# TASK TO CARRY OUT:
In the entries below, count every line containing "green". Reply with the number alone.
----- SOURCE DATA
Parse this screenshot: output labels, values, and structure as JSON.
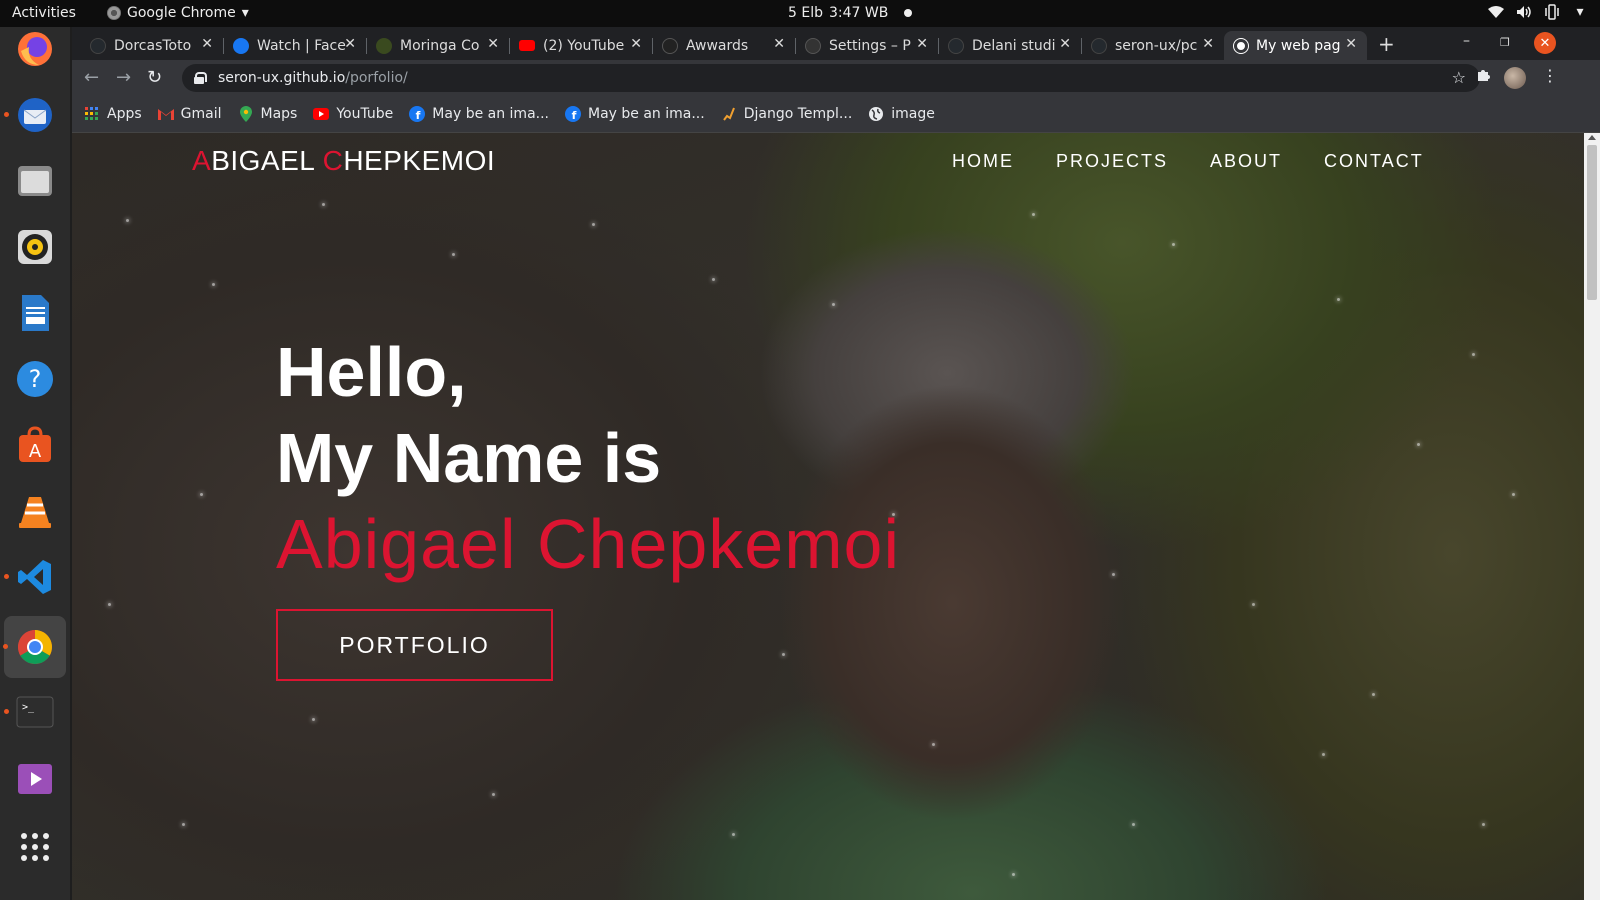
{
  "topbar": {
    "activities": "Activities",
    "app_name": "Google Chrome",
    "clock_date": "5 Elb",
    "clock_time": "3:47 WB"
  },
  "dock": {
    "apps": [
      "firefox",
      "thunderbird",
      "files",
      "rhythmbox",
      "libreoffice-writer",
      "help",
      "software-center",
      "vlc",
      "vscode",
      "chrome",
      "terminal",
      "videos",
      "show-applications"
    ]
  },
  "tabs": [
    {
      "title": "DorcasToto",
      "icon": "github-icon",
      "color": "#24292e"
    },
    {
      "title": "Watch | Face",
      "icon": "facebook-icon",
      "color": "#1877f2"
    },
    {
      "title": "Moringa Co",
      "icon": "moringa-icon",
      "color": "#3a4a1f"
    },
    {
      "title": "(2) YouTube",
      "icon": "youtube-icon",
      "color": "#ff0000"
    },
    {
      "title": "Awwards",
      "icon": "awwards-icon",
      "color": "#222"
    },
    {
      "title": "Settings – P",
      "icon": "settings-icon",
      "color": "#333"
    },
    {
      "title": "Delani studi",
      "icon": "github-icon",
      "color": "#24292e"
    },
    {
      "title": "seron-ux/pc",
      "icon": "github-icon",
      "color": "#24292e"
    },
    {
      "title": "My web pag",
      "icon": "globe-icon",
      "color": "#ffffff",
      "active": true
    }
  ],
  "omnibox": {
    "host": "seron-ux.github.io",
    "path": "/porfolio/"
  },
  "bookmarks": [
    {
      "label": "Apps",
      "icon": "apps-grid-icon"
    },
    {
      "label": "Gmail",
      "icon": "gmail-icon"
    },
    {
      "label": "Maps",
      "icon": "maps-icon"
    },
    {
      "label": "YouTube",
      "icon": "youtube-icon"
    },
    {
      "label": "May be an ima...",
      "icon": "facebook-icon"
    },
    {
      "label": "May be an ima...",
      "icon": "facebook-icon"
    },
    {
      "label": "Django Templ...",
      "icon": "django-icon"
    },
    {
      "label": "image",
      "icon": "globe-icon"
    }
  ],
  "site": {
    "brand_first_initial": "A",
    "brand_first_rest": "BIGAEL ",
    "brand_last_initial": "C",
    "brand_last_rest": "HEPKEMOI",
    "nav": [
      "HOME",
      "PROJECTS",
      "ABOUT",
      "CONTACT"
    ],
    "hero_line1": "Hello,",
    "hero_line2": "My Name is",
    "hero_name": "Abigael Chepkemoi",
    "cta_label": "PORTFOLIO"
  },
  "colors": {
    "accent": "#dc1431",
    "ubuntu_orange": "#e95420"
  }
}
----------
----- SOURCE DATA
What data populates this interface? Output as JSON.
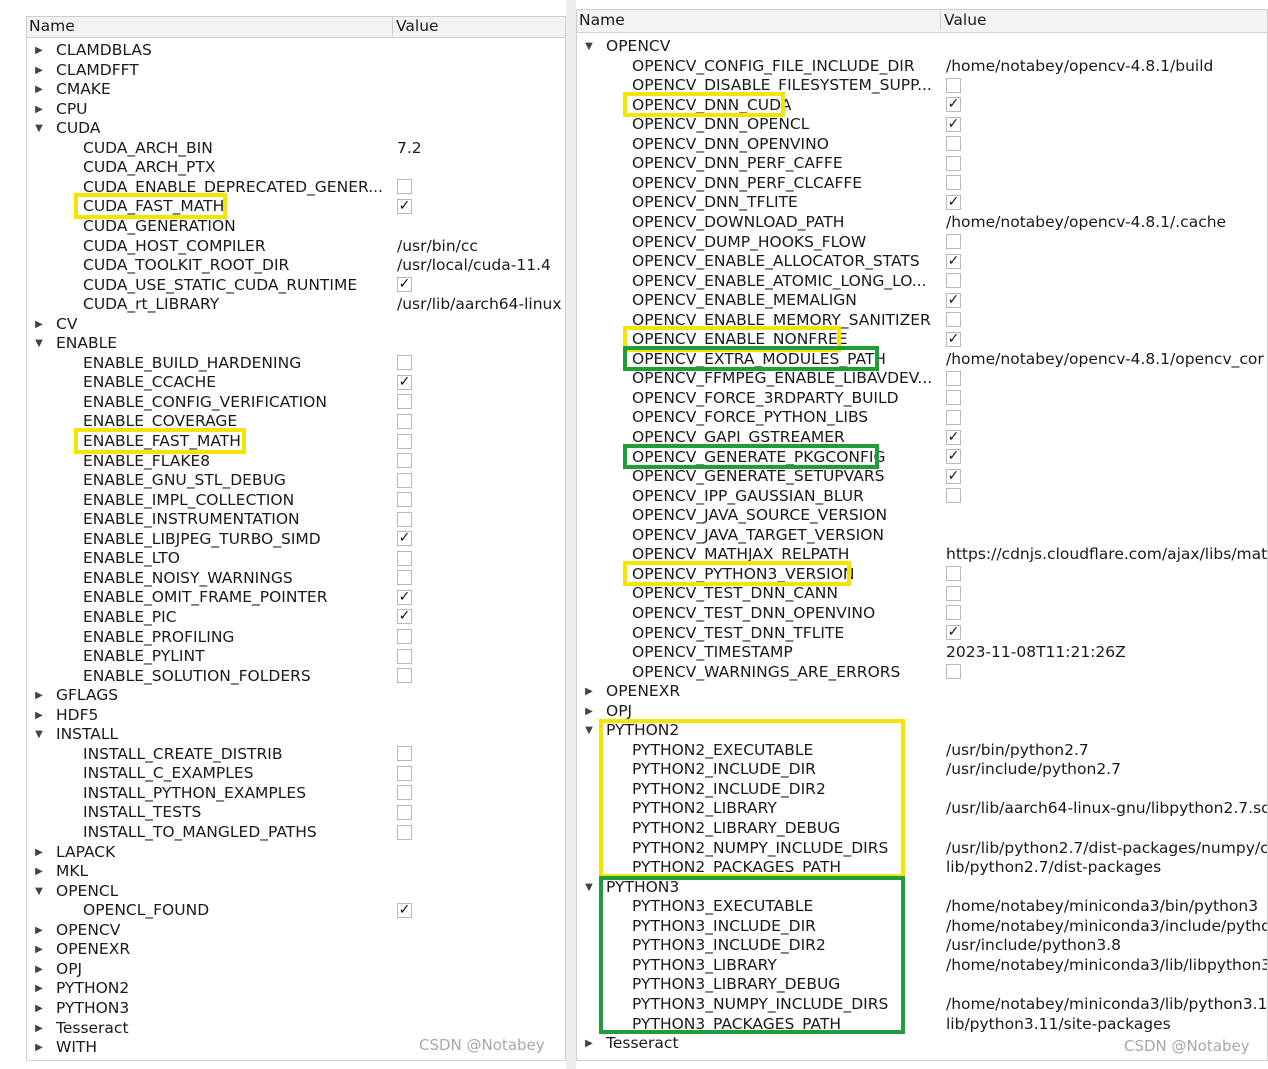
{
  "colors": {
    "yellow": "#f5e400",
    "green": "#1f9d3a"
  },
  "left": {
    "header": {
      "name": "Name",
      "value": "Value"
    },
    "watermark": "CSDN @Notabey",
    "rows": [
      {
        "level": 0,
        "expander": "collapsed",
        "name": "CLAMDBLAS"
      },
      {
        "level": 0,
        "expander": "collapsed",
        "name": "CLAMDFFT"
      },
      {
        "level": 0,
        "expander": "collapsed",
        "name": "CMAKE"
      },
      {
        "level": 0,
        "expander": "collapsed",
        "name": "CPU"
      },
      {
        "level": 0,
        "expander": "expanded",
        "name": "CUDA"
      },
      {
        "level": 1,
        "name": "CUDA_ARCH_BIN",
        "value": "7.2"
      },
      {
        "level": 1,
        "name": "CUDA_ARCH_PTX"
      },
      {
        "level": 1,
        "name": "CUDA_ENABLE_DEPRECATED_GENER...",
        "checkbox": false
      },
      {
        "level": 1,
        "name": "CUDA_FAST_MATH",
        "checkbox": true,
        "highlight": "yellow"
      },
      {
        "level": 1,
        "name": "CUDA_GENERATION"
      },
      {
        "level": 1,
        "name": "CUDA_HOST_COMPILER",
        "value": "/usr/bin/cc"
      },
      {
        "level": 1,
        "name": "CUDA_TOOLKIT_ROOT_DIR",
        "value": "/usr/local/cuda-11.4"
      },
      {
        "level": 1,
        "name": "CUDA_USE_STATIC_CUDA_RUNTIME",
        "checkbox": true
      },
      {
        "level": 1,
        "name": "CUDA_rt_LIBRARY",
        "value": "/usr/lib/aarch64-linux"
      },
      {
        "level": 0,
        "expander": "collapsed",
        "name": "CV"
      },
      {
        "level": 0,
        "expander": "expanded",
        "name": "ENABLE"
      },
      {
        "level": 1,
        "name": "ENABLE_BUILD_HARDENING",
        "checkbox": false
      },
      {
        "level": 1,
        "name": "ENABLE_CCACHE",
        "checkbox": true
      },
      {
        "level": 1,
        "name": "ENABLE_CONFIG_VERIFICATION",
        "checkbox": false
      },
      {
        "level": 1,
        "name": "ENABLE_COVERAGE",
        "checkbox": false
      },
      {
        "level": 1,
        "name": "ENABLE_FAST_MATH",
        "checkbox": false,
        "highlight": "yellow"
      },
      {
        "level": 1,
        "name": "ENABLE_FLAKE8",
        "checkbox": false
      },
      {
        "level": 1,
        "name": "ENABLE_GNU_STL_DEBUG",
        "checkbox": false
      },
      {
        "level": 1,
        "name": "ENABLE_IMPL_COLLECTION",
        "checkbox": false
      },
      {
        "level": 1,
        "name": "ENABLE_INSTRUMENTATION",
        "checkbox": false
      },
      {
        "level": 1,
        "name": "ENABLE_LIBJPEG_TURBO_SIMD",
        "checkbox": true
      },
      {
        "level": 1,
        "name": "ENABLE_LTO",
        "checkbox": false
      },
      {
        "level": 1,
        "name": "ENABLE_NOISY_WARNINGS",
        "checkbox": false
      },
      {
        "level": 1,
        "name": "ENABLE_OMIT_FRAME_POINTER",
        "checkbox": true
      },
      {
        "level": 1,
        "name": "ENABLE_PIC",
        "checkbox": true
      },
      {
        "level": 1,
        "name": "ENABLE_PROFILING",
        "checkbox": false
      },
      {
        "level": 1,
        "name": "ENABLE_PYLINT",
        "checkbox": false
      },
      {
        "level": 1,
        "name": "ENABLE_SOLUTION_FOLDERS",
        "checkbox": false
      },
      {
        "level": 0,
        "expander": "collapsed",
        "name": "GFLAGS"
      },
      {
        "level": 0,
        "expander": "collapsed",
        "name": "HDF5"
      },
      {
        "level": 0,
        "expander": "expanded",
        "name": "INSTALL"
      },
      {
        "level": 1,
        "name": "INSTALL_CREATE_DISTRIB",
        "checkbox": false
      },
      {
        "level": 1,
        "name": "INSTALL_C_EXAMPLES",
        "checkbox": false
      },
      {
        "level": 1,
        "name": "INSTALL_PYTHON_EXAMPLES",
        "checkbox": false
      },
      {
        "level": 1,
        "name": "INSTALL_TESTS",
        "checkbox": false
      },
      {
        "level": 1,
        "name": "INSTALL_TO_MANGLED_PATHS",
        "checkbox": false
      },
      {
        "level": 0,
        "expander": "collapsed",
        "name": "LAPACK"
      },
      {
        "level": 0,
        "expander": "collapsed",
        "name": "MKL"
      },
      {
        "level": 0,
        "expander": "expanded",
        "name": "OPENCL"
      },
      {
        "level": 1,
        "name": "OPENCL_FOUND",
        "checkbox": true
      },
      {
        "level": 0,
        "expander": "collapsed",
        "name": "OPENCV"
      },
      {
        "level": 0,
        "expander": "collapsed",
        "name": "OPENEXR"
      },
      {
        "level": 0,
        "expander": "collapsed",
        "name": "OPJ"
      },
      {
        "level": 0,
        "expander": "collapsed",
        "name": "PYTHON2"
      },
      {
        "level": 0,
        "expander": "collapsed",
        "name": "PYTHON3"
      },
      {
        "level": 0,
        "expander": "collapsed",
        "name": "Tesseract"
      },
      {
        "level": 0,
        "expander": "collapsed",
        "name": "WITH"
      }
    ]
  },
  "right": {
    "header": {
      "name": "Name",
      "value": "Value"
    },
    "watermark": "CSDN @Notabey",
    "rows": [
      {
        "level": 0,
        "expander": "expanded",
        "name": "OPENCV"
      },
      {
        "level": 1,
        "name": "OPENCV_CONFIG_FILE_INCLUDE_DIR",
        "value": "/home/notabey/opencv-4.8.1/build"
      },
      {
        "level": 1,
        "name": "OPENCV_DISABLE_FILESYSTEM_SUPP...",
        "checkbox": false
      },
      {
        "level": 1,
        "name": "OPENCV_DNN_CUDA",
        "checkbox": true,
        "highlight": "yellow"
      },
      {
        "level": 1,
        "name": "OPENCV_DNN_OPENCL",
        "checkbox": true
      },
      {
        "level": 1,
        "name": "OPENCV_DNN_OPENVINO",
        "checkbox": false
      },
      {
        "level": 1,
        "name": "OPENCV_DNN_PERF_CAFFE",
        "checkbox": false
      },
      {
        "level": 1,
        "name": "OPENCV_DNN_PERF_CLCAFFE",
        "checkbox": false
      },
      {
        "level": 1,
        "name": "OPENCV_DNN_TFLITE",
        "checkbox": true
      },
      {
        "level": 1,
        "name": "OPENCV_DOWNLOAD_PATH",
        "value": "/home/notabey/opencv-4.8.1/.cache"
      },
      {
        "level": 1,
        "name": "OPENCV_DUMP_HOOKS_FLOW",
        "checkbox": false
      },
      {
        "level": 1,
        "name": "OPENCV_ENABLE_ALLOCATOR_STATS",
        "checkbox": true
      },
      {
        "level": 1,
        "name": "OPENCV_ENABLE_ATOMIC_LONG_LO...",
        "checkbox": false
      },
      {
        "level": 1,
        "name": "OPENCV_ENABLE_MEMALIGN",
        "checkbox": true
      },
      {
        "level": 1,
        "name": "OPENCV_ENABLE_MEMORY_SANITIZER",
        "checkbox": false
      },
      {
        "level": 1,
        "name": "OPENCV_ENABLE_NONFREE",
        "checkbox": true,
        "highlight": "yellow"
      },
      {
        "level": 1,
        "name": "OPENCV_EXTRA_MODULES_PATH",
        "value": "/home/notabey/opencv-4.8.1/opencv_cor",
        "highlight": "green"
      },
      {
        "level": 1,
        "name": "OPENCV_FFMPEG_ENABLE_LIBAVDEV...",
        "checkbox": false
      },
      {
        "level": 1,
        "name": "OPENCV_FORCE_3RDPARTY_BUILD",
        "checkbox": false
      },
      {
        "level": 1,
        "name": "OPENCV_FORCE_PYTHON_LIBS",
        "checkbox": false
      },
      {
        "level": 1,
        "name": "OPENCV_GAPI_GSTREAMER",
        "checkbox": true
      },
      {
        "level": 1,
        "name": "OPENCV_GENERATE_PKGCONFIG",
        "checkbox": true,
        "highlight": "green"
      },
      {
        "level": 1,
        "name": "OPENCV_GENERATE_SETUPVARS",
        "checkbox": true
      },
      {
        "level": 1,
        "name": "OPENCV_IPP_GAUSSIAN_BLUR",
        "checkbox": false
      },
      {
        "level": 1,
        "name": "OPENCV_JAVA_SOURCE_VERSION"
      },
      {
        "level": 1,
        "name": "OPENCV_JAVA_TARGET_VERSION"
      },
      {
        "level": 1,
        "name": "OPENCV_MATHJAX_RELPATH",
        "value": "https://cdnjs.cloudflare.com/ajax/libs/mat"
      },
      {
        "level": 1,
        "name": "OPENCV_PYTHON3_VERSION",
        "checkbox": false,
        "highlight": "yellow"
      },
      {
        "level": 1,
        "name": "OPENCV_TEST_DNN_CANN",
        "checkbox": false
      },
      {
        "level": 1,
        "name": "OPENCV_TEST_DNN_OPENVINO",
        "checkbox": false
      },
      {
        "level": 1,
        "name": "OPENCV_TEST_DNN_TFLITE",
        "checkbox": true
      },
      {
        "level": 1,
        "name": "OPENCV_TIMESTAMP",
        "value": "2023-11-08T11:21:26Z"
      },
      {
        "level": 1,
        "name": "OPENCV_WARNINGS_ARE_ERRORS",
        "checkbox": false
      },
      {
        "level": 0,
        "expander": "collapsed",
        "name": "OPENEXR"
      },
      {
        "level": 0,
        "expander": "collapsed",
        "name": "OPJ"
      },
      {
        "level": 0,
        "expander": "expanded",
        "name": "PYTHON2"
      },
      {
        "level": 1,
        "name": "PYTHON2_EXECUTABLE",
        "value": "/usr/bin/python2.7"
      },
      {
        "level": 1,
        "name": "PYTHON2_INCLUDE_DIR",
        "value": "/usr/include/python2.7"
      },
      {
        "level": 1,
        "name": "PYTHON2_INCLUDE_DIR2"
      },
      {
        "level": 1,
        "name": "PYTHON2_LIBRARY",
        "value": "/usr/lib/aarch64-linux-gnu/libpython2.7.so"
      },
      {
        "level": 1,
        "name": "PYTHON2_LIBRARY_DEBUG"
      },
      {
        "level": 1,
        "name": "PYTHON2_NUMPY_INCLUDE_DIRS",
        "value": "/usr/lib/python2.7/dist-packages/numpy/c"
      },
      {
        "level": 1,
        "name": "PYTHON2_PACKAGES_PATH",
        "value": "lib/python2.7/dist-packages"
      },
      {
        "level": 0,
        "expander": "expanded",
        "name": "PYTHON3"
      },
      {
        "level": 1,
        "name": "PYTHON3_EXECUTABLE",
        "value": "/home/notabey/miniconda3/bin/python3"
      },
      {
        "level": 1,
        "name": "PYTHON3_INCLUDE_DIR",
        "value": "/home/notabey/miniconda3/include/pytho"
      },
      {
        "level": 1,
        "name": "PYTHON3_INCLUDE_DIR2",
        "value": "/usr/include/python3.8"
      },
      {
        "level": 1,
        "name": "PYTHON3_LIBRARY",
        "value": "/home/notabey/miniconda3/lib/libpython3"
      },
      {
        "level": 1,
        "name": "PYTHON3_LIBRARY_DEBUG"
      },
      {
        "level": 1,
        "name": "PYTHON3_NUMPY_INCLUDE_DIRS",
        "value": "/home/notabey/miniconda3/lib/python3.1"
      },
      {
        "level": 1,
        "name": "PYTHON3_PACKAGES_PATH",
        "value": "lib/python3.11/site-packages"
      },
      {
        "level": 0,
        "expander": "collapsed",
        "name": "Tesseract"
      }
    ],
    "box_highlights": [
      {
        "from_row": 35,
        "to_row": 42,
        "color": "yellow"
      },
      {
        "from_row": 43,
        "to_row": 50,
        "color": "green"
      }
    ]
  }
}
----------
# FINISHED EXERCISE:
4